NORTH PORT, Fla. -- It now appears allegations of cheating on FEMA tests by city workers in north port are true. A number of employees have admitted to being handed cheat sheets in order to pass tests.
Public works employees spent Thursday taking an 8-hour course to help them past the test, all while an investigation is ongoing into how many were given the answers, who gave to them, and if management lied about the situation when confronted.
"I am disappointed." North Port city manager Jonathan Lewis says he can't confirm how many of his workers cheated, but says at least one has come forward after all denied the allegations. "We all took an oath; if something is happening you need to come tell me. One of them took me up on that. He came and said ‘look, somebody is lying to you.’"
Lewis says the biggest concern now is how prepared the city is or isn't in the case of an actual disaster. "We can't have people think they don't have a basic understanding of what incident command is."
Not wasting any time, Thursday a handful of public works employees were being taught an 8-hour course in order to pass the open book test. "This is a unique opportunity for the field employees who don't typically have access to computers."
Emergency manager for the city, Richard Berman, says the information is critical. "These guys switch roles from fixing pipes, maintaining roads, installing signs to going out and cutting away debris, moving it off the roadway. Fixing roads and clearing them for emergency services."
But back to how we got here.
In one email obtained by ABC 7, an employee within public works says some were struggling to pass, and that managers were forcing the issue, saying "everyone taking the exams and everyone ‘helping’, including the supervisors, were following a directive from the operations manager. Bottom line."
"You can't exactly blame the front line guys, although I would think all adults know cheating is wrong." Lewis says when initially questioned, those in charge denied having any knowledge or involvement -- something he says could turn out to be an even bigger issue. "I think the other issue is if people are going to lie to you about something that doesn't involve pay, there is no real motive, it does beg the question as to what else they are willing to lie to you about."
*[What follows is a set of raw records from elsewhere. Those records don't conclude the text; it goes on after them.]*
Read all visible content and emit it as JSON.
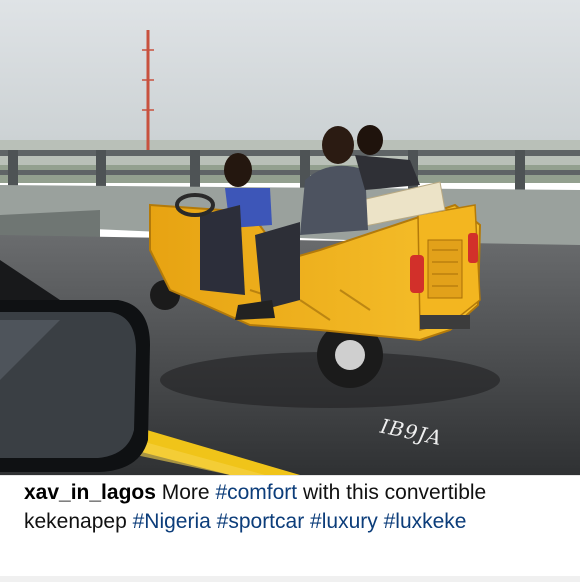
{
  "post": {
    "watermark": "IB9JA",
    "caption": {
      "username": "xav_in_lagos",
      "text1": "More ",
      "tag_comfort": "#comfort",
      "text2": " with this convertible kekenapep ",
      "tag_nigeria": "#Nigeria",
      "tag_sportcar": "#sportcar",
      "tag_luxury": "#luxury",
      "tag_luxkeke": "#luxkeke"
    }
  },
  "colors": {
    "tag": "#0c3d7a",
    "keke_body": "#f2b21b",
    "road": "#3b3d40",
    "lane_line": "#f0c419"
  }
}
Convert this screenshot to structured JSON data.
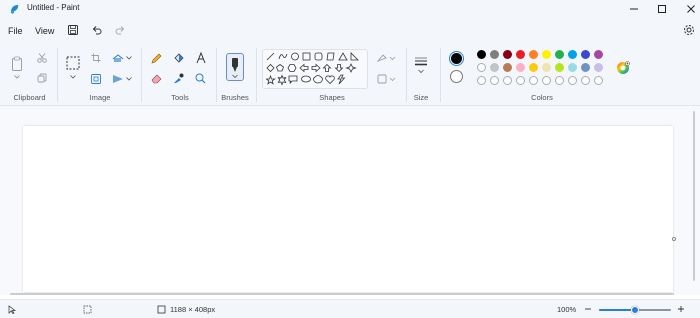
{
  "window": {
    "title": "Untitled - Paint",
    "minimize_icon": "minimize-icon",
    "maximize_icon": "maximize-icon",
    "close_icon": "close-icon"
  },
  "menu": {
    "file": "File",
    "view": "View",
    "settings_icon": "settings-icon"
  },
  "ribbon": {
    "groups": {
      "clipboard": "Clipboard",
      "image": "Image",
      "tools": "Tools",
      "brushes": "Brushes",
      "shapes": "Shapes",
      "size": "Size",
      "colors": "Colors"
    }
  },
  "colors": {
    "primary": "#000000",
    "secondary": "#ffffff",
    "row1": [
      "#000000",
      "#7f7f7f",
      "#880015",
      "#ed1c24",
      "#ff7f27",
      "#fff200",
      "#22b14c",
      "#00a2e8",
      "#3f48cc",
      "#a349a4"
    ],
    "row2": [
      "#ffffff",
      "#c3c3c3",
      "#b97a57",
      "#ffaec9",
      "#ffc90e",
      "#efe4b0",
      "#b5e61d",
      "#99d9ea",
      "#7092be",
      "#c8bfe7"
    ]
  },
  "status": {
    "canvas_size": "1188 × 408px",
    "zoom": "100%",
    "zoom_level": 0.5
  }
}
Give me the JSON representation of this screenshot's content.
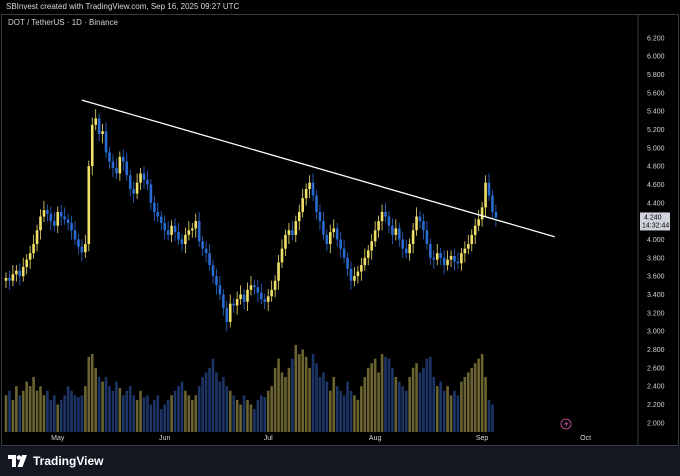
{
  "credit": "SBInvest created with TradingView.com, Sep 16, 2025 09:27 UTC",
  "symbol": "DOT / TetherUS · 1D · Binance",
  "brand": "TradingView",
  "colors": {
    "up": "#f0e06a",
    "down": "#2a6bd1",
    "vol_up": "#6b6330",
    "vol_down": "#1c3566",
    "trendline": "#ffffff",
    "background": "#000000"
  },
  "chart_data": {
    "type": "candlestick",
    "title": "DOT / TetherUS · 1D · Binance",
    "ylim": [
      1.9,
      6.35
    ],
    "y_ticks": [
      "6.200",
      "6.000",
      "5.800",
      "5.600",
      "5.400",
      "5.200",
      "5.000",
      "4.800",
      "4.600",
      "4.400",
      "4.200",
      "4.000",
      "3.800",
      "3.600",
      "3.400",
      "3.200",
      "3.000",
      "2.800",
      "2.600",
      "2.400",
      "2.200",
      "2.000"
    ],
    "y_tick_values": [
      6.2,
      6.0,
      5.8,
      5.6,
      5.4,
      5.2,
      5.0,
      4.8,
      4.6,
      4.4,
      4.2,
      4.0,
      3.8,
      3.6,
      3.4,
      3.2,
      3.0,
      2.8,
      2.6,
      2.4,
      2.2,
      2.0
    ],
    "x_ticks": [
      {
        "label": "May",
        "day": 15
      },
      {
        "label": "Jun",
        "day": 46
      },
      {
        "label": "Jul",
        "day": 76
      },
      {
        "label": "Aug",
        "day": 107
      },
      {
        "label": "Sep",
        "day": 138
      },
      {
        "label": "Oct",
        "day": 168
      }
    ],
    "last_price": "4.240",
    "countdown": "14:32:44",
    "close_series": [
      3.58,
      3.55,
      3.62,
      3.66,
      3.6,
      3.7,
      3.78,
      3.85,
      3.95,
      4.1,
      4.25,
      4.32,
      4.28,
      4.2,
      4.15,
      4.3,
      4.25,
      4.22,
      4.18,
      4.1,
      4.0,
      3.92,
      3.86,
      3.95,
      4.8,
      5.25,
      5.32,
      5.15,
      5.18,
      4.95,
      4.85,
      4.78,
      4.72,
      4.9,
      4.85,
      4.7,
      4.55,
      4.5,
      4.62,
      4.72,
      4.65,
      4.6,
      4.4,
      4.3,
      4.25,
      4.18,
      4.1,
      4.05,
      4.15,
      4.08,
      4.0,
      3.95,
      4.05,
      4.1,
      4.12,
      4.2,
      3.98,
      3.9,
      3.85,
      3.72,
      3.6,
      3.5,
      3.4,
      3.25,
      3.1,
      3.3,
      3.28,
      3.35,
      3.4,
      3.32,
      3.45,
      3.5,
      3.48,
      3.42,
      3.35,
      3.32,
      3.38,
      3.45,
      3.55,
      3.75,
      3.9,
      4.05,
      4.1,
      4.05,
      4.2,
      4.3,
      4.45,
      4.55,
      4.62,
      4.48,
      4.3,
      4.2,
      4.05,
      3.95,
      4.08,
      4.12,
      4.0,
      3.9,
      3.8,
      3.68,
      3.55,
      3.6,
      3.65,
      3.72,
      3.8,
      3.88,
      3.98,
      4.1,
      4.2,
      4.3,
      4.25,
      4.15,
      4.05,
      4.12,
      4.0,
      3.9,
      3.85,
      3.95,
      4.1,
      4.25,
      4.2,
      4.1,
      3.95,
      3.8,
      3.78,
      3.85,
      3.8,
      3.72,
      3.78,
      3.82,
      3.76,
      3.74,
      3.85,
      3.9,
      3.95,
      4.05,
      4.15,
      4.22,
      4.35,
      4.62,
      4.48,
      4.3,
      4.24
    ],
    "volume_series": [
      2.3,
      2.35,
      2.25,
      2.4,
      2.3,
      2.35,
      2.45,
      2.4,
      2.5,
      2.35,
      2.4,
      2.3,
      2.35,
      2.25,
      2.3,
      2.2,
      2.25,
      2.3,
      2.4,
      2.35,
      2.3,
      2.28,
      2.3,
      2.4,
      2.72,
      2.75,
      2.6,
      2.5,
      2.45,
      2.5,
      2.4,
      2.35,
      2.45,
      2.38,
      2.3,
      2.35,
      2.4,
      2.3,
      2.25,
      2.35,
      2.28,
      2.3,
      2.2,
      2.25,
      2.3,
      2.15,
      2.2,
      2.25,
      2.3,
      2.35,
      2.4,
      2.45,
      2.35,
      2.3,
      2.25,
      2.3,
      2.4,
      2.5,
      2.55,
      2.6,
      2.7,
      2.55,
      2.45,
      2.5,
      2.4,
      2.35,
      2.3,
      2.25,
      2.2,
      2.3,
      2.25,
      2.2,
      2.15,
      2.25,
      2.3,
      2.28,
      2.35,
      2.4,
      2.6,
      2.7,
      2.55,
      2.5,
      2.6,
      2.7,
      2.85,
      2.75,
      2.8,
      2.72,
      2.6,
      2.75,
      2.65,
      2.5,
      2.55,
      2.45,
      2.35,
      2.5,
      2.4,
      2.35,
      2.3,
      2.45,
      2.35,
      2.3,
      2.25,
      2.4,
      2.5,
      2.6,
      2.65,
      2.7,
      2.55,
      2.75,
      2.72,
      2.7,
      2.6,
      2.5,
      2.45,
      2.4,
      2.35,
      2.5,
      2.6,
      2.65,
      2.55,
      2.6,
      2.7,
      2.72,
      2.5,
      2.4,
      2.45,
      2.35,
      2.4,
      2.3,
      2.35,
      2.3,
      2.45,
      2.5,
      2.55,
      2.6,
      2.65,
      2.7,
      2.75,
      2.5,
      2.25,
      2.2
    ],
    "trendline": [
      {
        "day": 22,
        "price": 5.52
      },
      {
        "day": 159,
        "price": 4.03
      }
    ]
  }
}
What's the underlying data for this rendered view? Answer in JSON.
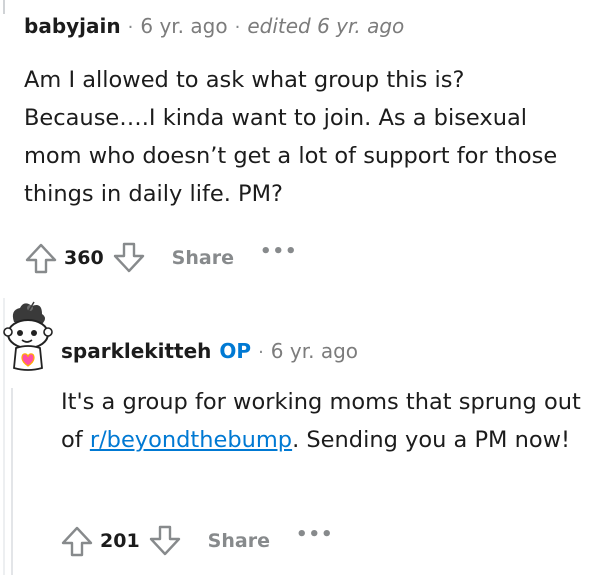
{
  "comment1": {
    "author": "babyjain",
    "separator": "·",
    "age": "6 yr. ago",
    "edited": "edited 6 yr. ago",
    "body": "Am I allowed to ask what group this is? Because….I kinda want to join. As a bisexual mom who doesn’t get a lot of support for those things in daily life. PM?",
    "score": "360",
    "share_label": "Share",
    "more_label": "•••",
    "upvote_icon": "upvote-arrow-icon",
    "downvote_icon": "downvote-arrow-icon"
  },
  "comment2": {
    "author": "sparklekitteh",
    "op_badge": "OP",
    "separator": "·",
    "age": "6 yr. ago",
    "body_before": "It's a group for working moms that sprung out of ",
    "link_text": "r/beyondthebump",
    "body_after": ". Sending you a PM now!",
    "score": "201",
    "share_label": "Share",
    "more_label": "•••",
    "avatar_icon": "snoo-avatar-icon"
  },
  "colors": {
    "accent_link": "#0079d3",
    "muted_text": "#878a8c",
    "primary_text": "#1c1c1c"
  }
}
Now there was a published report which said the first eight workers questioned admitted to cheating, and the investigator has heard enough. ABC 7 called that investigator Thursday, who says he could not confirm that at this time.